Numerous enteric infections can be treated with norfloxacin: similarly to e.g. co-trimoxazole or doxycycline, the drug is suitable for the prevention of diarrhea; it is also effective against salmonellosis. Norfloxacin can prevent Gram-negative infections in granulocytopenic patients. In the form of eye drops, norfloxacin is effective against bacterial conjunctivitis and other surface eye infections.
Norfloxacin is a synthetic, broad-spectrum antibacterial agent for oral administration. Norfloxacin, a fluoroquinolone, is 1-ethyl-6-fluoro-1,4-dihydro-4-oxo-7-(1-piperazinyl)-3-quinolinecarboxylic acid. Its empirical formula is C16H18FN3O3. Norfloxacin is a white to pale yellow crystalline powder with a molecular weight of 319.34 and a melting point of about 221° C. It is freely soluble in glacial acetic acid, and very slightly soluble in ethanol, methanol and water.
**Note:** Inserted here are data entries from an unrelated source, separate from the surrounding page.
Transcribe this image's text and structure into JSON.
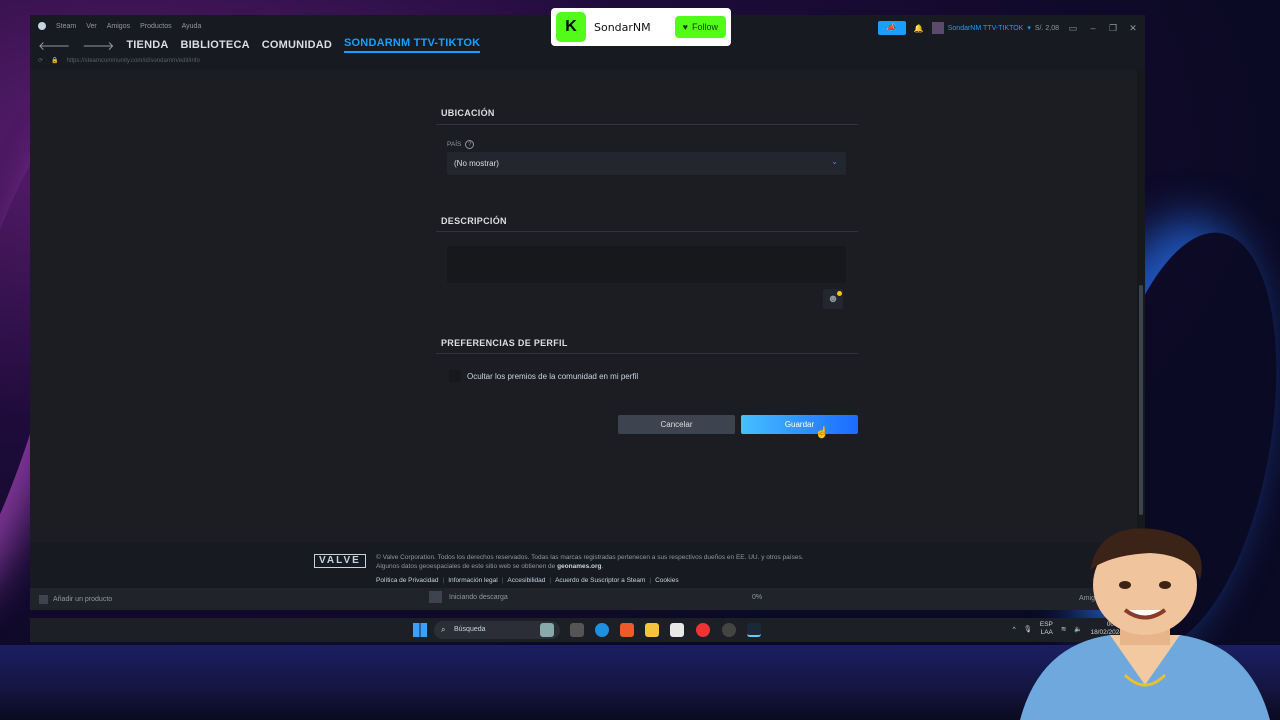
{
  "steam": {
    "menu": [
      "Steam",
      "Ver",
      "Amigos",
      "Productos",
      "Ayuda"
    ],
    "nav": {
      "store": "TIENDA",
      "library": "BIBLIOTECA",
      "community": "COMUNIDAD",
      "profile": "SONDARNM TTV-TIKTOK"
    },
    "url": "https://steamcommunity.com/id/sondarnm/edit/info",
    "user": {
      "name": "SondarNM TTV-TIKTOK",
      "balance": "S/. 2,08"
    }
  },
  "location": {
    "title": "UBICACIÓN",
    "country_label": "PAÍS",
    "country_value": "(No mostrar)"
  },
  "description": {
    "title": "DESCRIPCIÓN",
    "text": ""
  },
  "profile_prefs": {
    "title": "PREFERENCIAS DE PERFIL",
    "hide_awards_label": "Ocultar los premios de la comunidad en mi perfil",
    "hide_awards_checked": false
  },
  "buttons": {
    "cancel": "Cancelar",
    "save": "Guardar"
  },
  "footer": {
    "valve": "VALVE",
    "copyright": "© Valve Corporation. Todos los derechos reservados. Todas las marcas registradas pertenecen a sus respectivos dueños en EE. UU. y otros países.",
    "geo_prefix": "Algunos datos geoespaciales de este sitio web se obtienen de",
    "geo_link": "geonames.org",
    "links": [
      "Política de Privacidad",
      "Información legal",
      "Accesibilidad",
      "Acuerdo de Suscriptor a Steam",
      "Cookies"
    ]
  },
  "statusbar": {
    "add_product": "Añadir un producto",
    "download_status": "Iniciando descarga",
    "download_percent": "0%",
    "friends": "Amigos y chat"
  },
  "taskbar": {
    "search": "Búsqueda",
    "lang": "ESP",
    "lang2": "LAA",
    "time": "00:25",
    "date": "18/02/2024"
  },
  "kick": {
    "channel": "SondarNM",
    "follow": "Follow"
  }
}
Norfloxacin, a quinolone carboxylic acid derivative, is an orally absorbed fluoroquinolone antibacterial with a fluorine at position 6 and a piperazine ring at position 7. The antibacterial spectrum of norfloxacin includes Pseudomonas aeruginosa, as well as enteric pathogens. Norfloxacin is also active against both penicillin-susceptible and penicillin-resistant strains of Nisseria gonorrhoeae, but it is less active against Gram positive cocci. As with all fluoroquinolones, norfloxacin's activity against anaerboic bacteria is poor. Norfloxacin exerts its bactericidal effect by inhibiting the A subunit of DNA gyrase which is essential for bacterial DNA replication. Norfloxacin is highly lipid-soluble, and penetrates tissues and cells very rapidly after administration, often achieving tissue concentrations that are several times higher than the concurrent serum levels. It is therefore very suitable for intracellular infections such as those caused by salmonella and shigella. High tissue-fluid to serum concentrations have been measured in bile, kidney parenchyma, and the prostate. Norfloxacin exhibits low (about 14%) protein-binding properties. Following oral administration, 30 to 40 percent of the norfloxacin dose is rapidly absorbed from the gastrointestinal tract. Norfloxacin is primarily metabolised by the liver and excreted via the urine.
CAS No. 70458-96-7
Chemical name: 1-ethyl-6-fluoro-1,4-dihydro-4-oxo-7-(1-piperazinyl)-3-quinolinecarboxylic acid
Molecular formula: C16H18FN3O3
Molecular weight: 319.3349